    —John Rajchman


    A GOAL OF THIS YEAR’S installment of Documenta, alongside the attempt to cast a “retrospective” glance over twenty years of contemporary art, was to outline some reflections on art’s relationship with the processes referred to today as “globalization”: not just the impulses and constraints of the market, but also the more or less conflictual encounters between cultures and symbolic systems of communication. When I was interviewed by Catherine David and Jean-François Chevrier before the exhibition opened, I tried to pose the question of a “civilization of globalization,” conceived


    ONCE THERE WAS AN “AVANT-GARDE.” It started in Europe, and came to the United States; some say it got “stolen.” But today we need new formations, new geographies, new styles of thinking, different from those of the avant-garde group with its popes and manifestos, even from the more “acephalous” group that attracted Georges Bataille. We need to think of “the city” in new ways, hence of how artists or thinkers fit into it—we need a new urbanism. Perhaps that’s the project Paul Virilio has been pursuing now over many years, through many passages and trajectories, as an author/critic as well as the

  • John Rajchman talks with Rem Koolhaas

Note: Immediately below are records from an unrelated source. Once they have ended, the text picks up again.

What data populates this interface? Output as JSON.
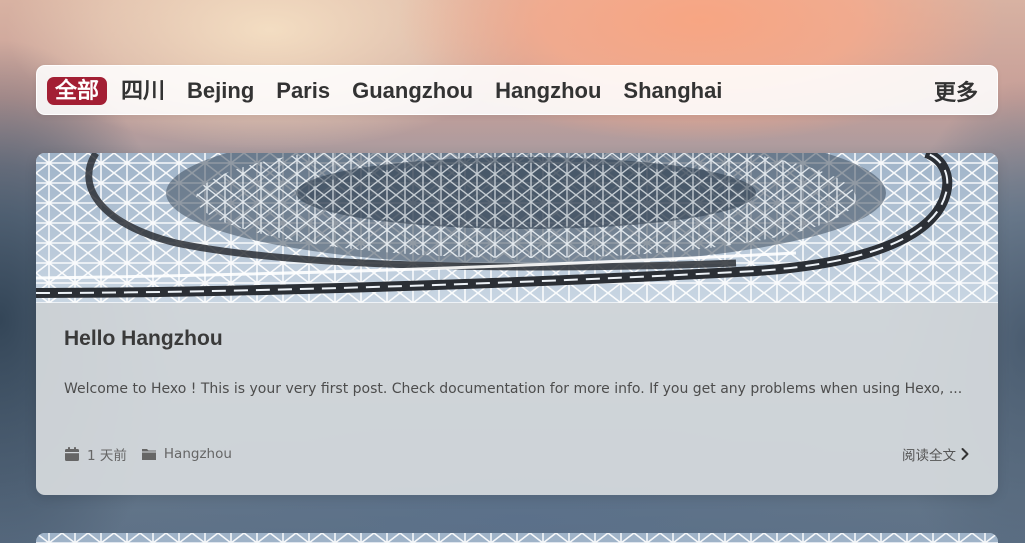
{
  "nav": {
    "items": [
      {
        "label": "全部",
        "active": true
      },
      {
        "label": "四川",
        "active": false
      },
      {
        "label": "Bejing",
        "active": false
      },
      {
        "label": "Paris",
        "active": false
      },
      {
        "label": "Guangzhou",
        "active": false
      },
      {
        "label": "Hangzhou",
        "active": false
      },
      {
        "label": "Shanghai",
        "active": false
      }
    ],
    "more_label": "更多"
  },
  "post": {
    "title": "Hello Hangzhou",
    "excerpt": "Welcome to Hexo ! This is your very first post. Check documentation for more info. If you get any problems when using Hexo, ...",
    "date": "1 天前",
    "category": "Hangzhou",
    "read_more": "阅读全文",
    "date_icon": "calendar-icon",
    "category_icon": "folder-icon",
    "read_more_icon": "chevron-right-icon"
  },
  "colors": {
    "accent": "#a31f34",
    "nav_text": "#333333"
  }
}
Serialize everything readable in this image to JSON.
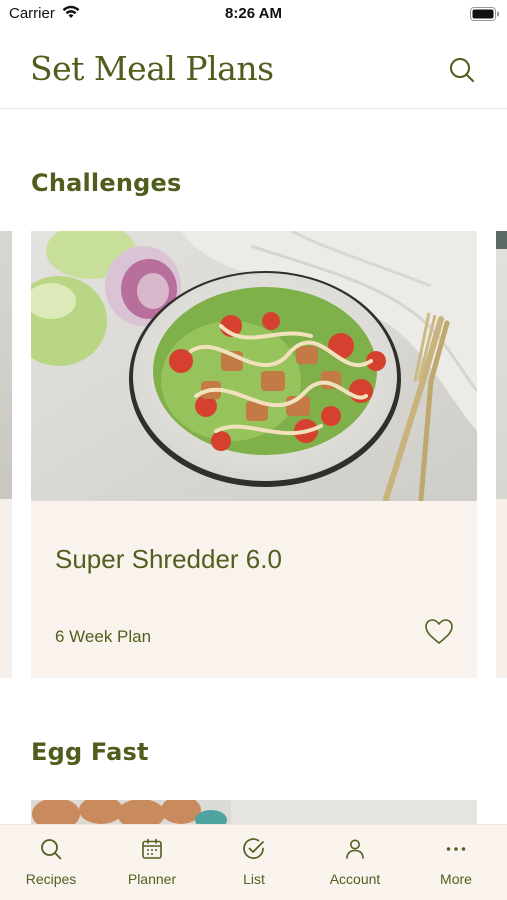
{
  "status_bar": {
    "carrier": "Carrier",
    "time": "8:26 AM"
  },
  "header": {
    "title": "Set Meal Plans",
    "search_icon": "search-icon"
  },
  "sections": [
    {
      "title": "Challenges",
      "cards": [
        {
          "title": "Super Shredder 6.0",
          "subtitle": "6 Week Plan",
          "favorite_icon": "heart-icon"
        }
      ]
    },
    {
      "title": "Egg Fast"
    }
  ],
  "tab_bar": {
    "items": [
      {
        "label": "Recipes",
        "icon": "search-icon"
      },
      {
        "label": "Planner",
        "icon": "calendar-icon"
      },
      {
        "label": "List",
        "icon": "check-circle-icon"
      },
      {
        "label": "Account",
        "icon": "person-icon"
      },
      {
        "label": "More",
        "icon": "more-dots-icon"
      }
    ]
  },
  "colors": {
    "brand_green": "#4f5d1d",
    "card_bg": "#f9f2ed",
    "tab_bg": "#faf3ee"
  }
}
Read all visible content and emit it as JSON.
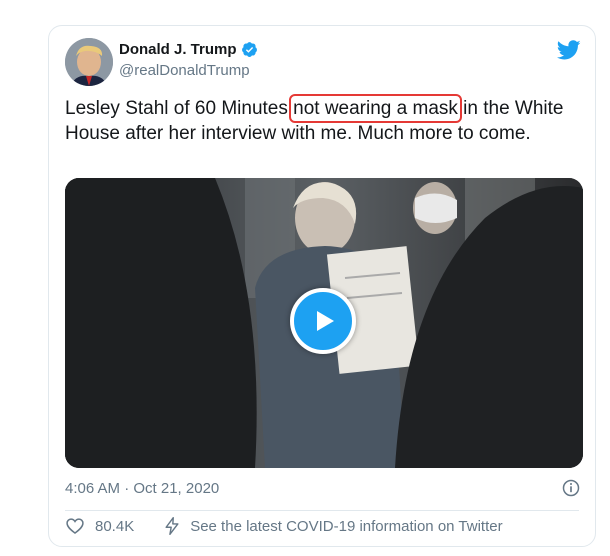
{
  "tweet": {
    "author_name": "Donald J. Trump",
    "handle": "@realDonaldTrump",
    "text_before": "Lesley Stahl of 60 Minutes ",
    "text_highlight": "not wearing a mask",
    "text_after": " in the White House after her interview with me. Much more to come.",
    "timestamp": "4:06 AM · Oct 21, 2020",
    "like_count": "80.4K",
    "covid_notice": "See the latest COVID-19 information on Twitter"
  },
  "colors": {
    "accent": "#1da1f2",
    "highlight_box": "#e53935",
    "secondary_text": "#657786"
  },
  "icons": {
    "verified": "verified-badge-icon",
    "logo": "twitter-bird-icon",
    "play": "play-icon",
    "info": "info-icon",
    "like": "heart-icon",
    "covid": "lightning-icon"
  }
}
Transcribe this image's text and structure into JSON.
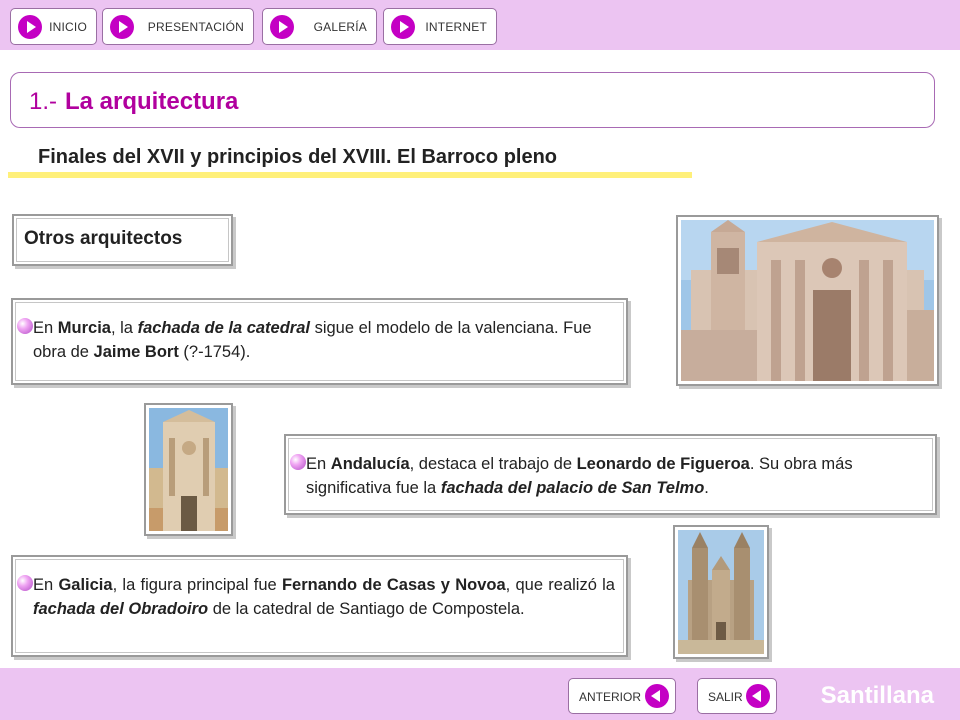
{
  "nav": {
    "items": [
      {
        "label": "INICIO"
      },
      {
        "label": "PRESENTACIÓN"
      },
      {
        "label": "GALERÍA"
      },
      {
        "label": "INTERNET"
      }
    ]
  },
  "header": {
    "number": "1.-",
    "title": "La arquitectura"
  },
  "subtitle": "Finales del XVII y principios del XVIII. El Barroco pleno",
  "section_title": "Otros arquitectos",
  "paragraphs": {
    "murcia": {
      "t1": "En ",
      "b1": "Murcia",
      "t2": ", la ",
      "bi1": "fachada de la catedral",
      "t3": "  sigue el modelo de la valenciana. Fue obra de ",
      "b2": "Jaime Bort",
      "t4": " (?-1754)."
    },
    "andalucia": {
      "t1": "En ",
      "b1": "Andalucía",
      "t2": ", destaca el trabajo de ",
      "b2": "Leonardo de Figueroa",
      "t3": ". Su obra más significativa fue la ",
      "bi1": "fachada del palacio de San Telmo",
      "t4": "."
    },
    "galicia": {
      "t1": "En ",
      "b1": "Galicia",
      "t2": ", la figura principal fue ",
      "b2": "Fernando de Casas y Novoa",
      "t3": ", que realizó la ",
      "bi1": "fachada del Obradoiro",
      "t4": " de la catedral de Santiago de Compostela."
    }
  },
  "footer": {
    "prev_label": "ANTERIOR",
    "exit_label": "SALIR",
    "brand": "Santillana"
  },
  "colors": {
    "bar": "#ecc4f2",
    "accent": "#b1009e",
    "arrow": "#c400c4",
    "underline": "#fff07a"
  }
}
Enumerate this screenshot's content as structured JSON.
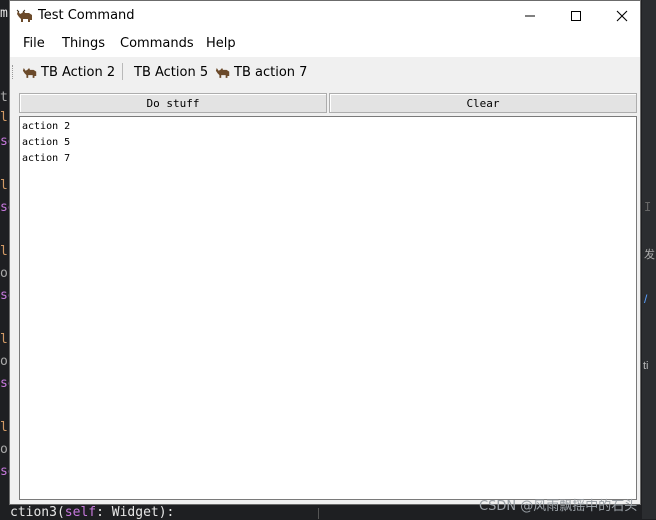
{
  "background": {
    "code_fragments": [
      {
        "text": "m",
        "kind": "keyword"
      },
      {
        "text": "t",
        "kind": "plain"
      },
      {
        "text": "lc",
        "kind": "keyword"
      },
      {
        "text": "se",
        "kind": "keyword"
      },
      {
        "text": "lc",
        "kind": "keyword"
      },
      {
        "text": "se",
        "kind": "keyword"
      },
      {
        "text": "lc",
        "kind": "keyword"
      },
      {
        "text": "or",
        "kind": "plain"
      },
      {
        "text": "se",
        "kind": "keyword"
      },
      {
        "text": "lc",
        "kind": "keyword"
      },
      {
        "text": "or",
        "kind": "plain"
      },
      {
        "text": "se",
        "kind": "keyword"
      },
      {
        "text": "lc",
        "kind": "keyword"
      },
      {
        "text": "or",
        "kind": "plain"
      },
      {
        "text": "se",
        "kind": "keyword"
      }
    ],
    "bottom_code": "ction3(",
    "bottom_code_kw": "self",
    "bottom_code_rest": ": Widget):",
    "right_fragments": [
      "I",
      "发",
      "/",
      "ti"
    ]
  },
  "window": {
    "title": "Test Command",
    "icon": "yak-icon",
    "controls": {
      "minimize": "minimize-icon",
      "maximize": "maximize-icon",
      "close": "close-icon"
    }
  },
  "menu": {
    "items": [
      "File",
      "Things",
      "Commands",
      "Help"
    ]
  },
  "toolbar": {
    "buttons": [
      {
        "label": "TB Action 2",
        "icon": "yak-icon"
      },
      {
        "label": "TB Action 5",
        "icon": null
      },
      {
        "label": "TB action 7",
        "icon": "yak-icon"
      }
    ]
  },
  "buttons": {
    "do_stuff": "Do stuff",
    "clear": "Clear"
  },
  "output": {
    "lines": [
      "action 2",
      "action 5",
      "action 7"
    ]
  },
  "watermark": "CSDN @风雨飘摇中的石头",
  "colors": {
    "window_bg": "#f0f0f0",
    "titlebar_bg": "#ffffff",
    "editor_bg": "#1e1f22",
    "keyword": "#c678dd",
    "accent": "#c7a34b"
  }
}
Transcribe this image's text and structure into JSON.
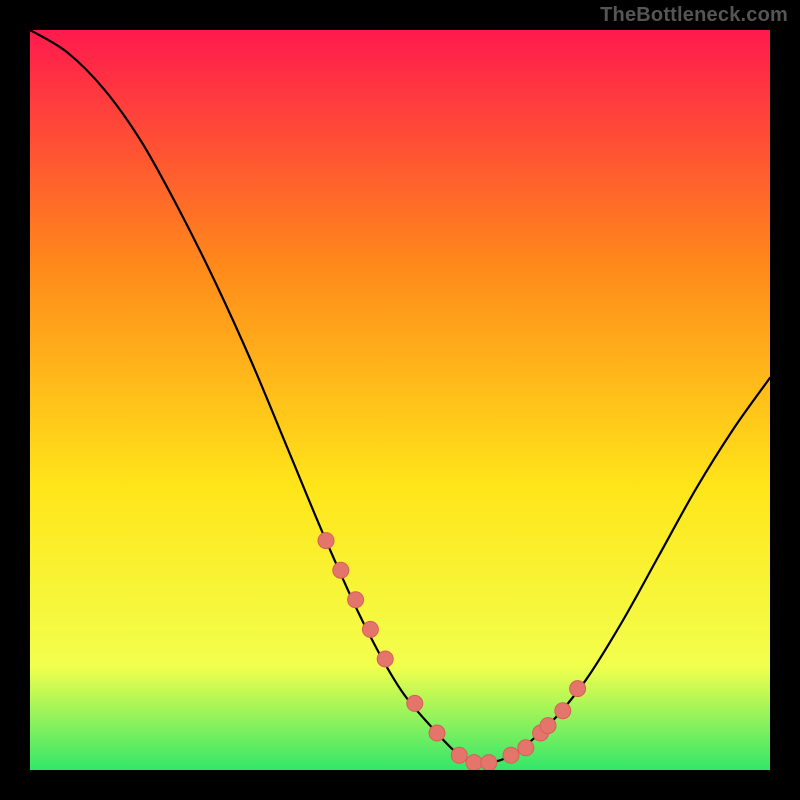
{
  "watermark": "TheBottleneck.com",
  "colors": {
    "frame": "#000000",
    "gradient_top": "#ff1a4d",
    "gradient_mid1": "#ff8a1a",
    "gradient_mid2": "#ffe61a",
    "gradient_mid3": "#f2ff4d",
    "gradient_bottom": "#33e66a",
    "curve": "#000000",
    "marker_fill": "#e3756b",
    "marker_stroke": "#d85f57"
  },
  "chart_data": {
    "type": "line",
    "title": "",
    "xlabel": "",
    "ylabel": "",
    "xlim": [
      0,
      100
    ],
    "ylim": [
      0,
      100
    ],
    "series": [
      {
        "name": "bottleneck-curve",
        "x": [
          0,
          5,
          10,
          15,
          20,
          25,
          30,
          35,
          40,
          45,
          50,
          55,
          58,
          60,
          62,
          65,
          70,
          75,
          80,
          85,
          90,
          95,
          100
        ],
        "y": [
          100,
          97,
          92,
          85,
          76,
          66,
          55,
          43,
          31,
          20,
          11,
          5,
          2,
          1,
          1,
          2,
          6,
          12,
          20,
          29,
          38,
          46,
          53
        ]
      }
    ],
    "markers": {
      "name": "highlighted-points",
      "x": [
        40,
        42,
        44,
        46,
        48,
        52,
        55,
        58,
        60,
        62,
        65,
        67,
        69,
        70,
        72,
        74
      ],
      "y": [
        31,
        27,
        23,
        19,
        15,
        9,
        5,
        2,
        1,
        1,
        2,
        3,
        5,
        6,
        8,
        11
      ]
    }
  }
}
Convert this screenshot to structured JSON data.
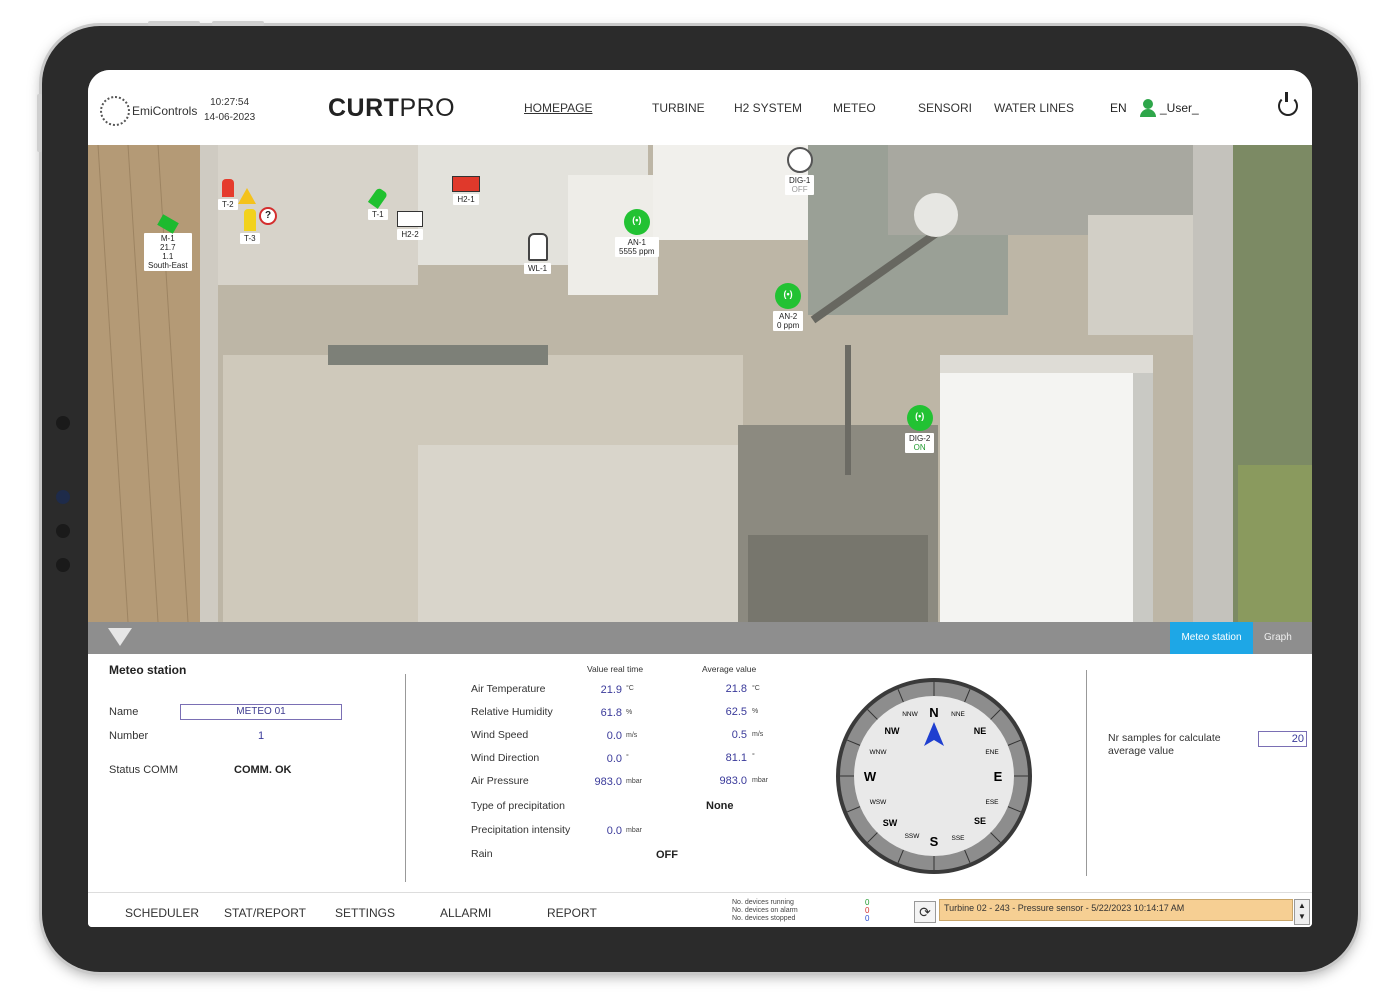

    REM KOOLHAAS IS THE DUTCH architect who came to the U.S. in the ’70s to find in Manhattan an unwritten manifesto—part Surrealist, part rationalist—for a metropolitan “culture of congestion.” His Delirious New York, of 1978, sounded a new note in architecture, urbanism, and the manner in which they might be related to one another. It was at odds with urban planning and “renewal,” out of sync with both a European “contextualism” and an Asian “critical regionalism.” Yet it would lead Koolhaas to what many now recognize as some of the most significant architecture to have emerged in the last

  • The Lightness of Theory

    The question is how light or heavy we are—the problem of our “specific gravity.”
    —Friedrich Nietzsche, 1887

    P.M. and M.C.

    ONE CRITICAL REFLECTION we might engage in today concerns what “theory” is or has become for us. Not so long ago, across much of “advanced” visual culture, a typical short answer to the question “What is theory?” would have been “post-Modern, ever more post-Modern!” I myself had little use for this category, and some years ago tried to analyze how it had arisen and become so prevalent.1 The designation nevertheless lives on. But it has become too vague and elastic to mean much,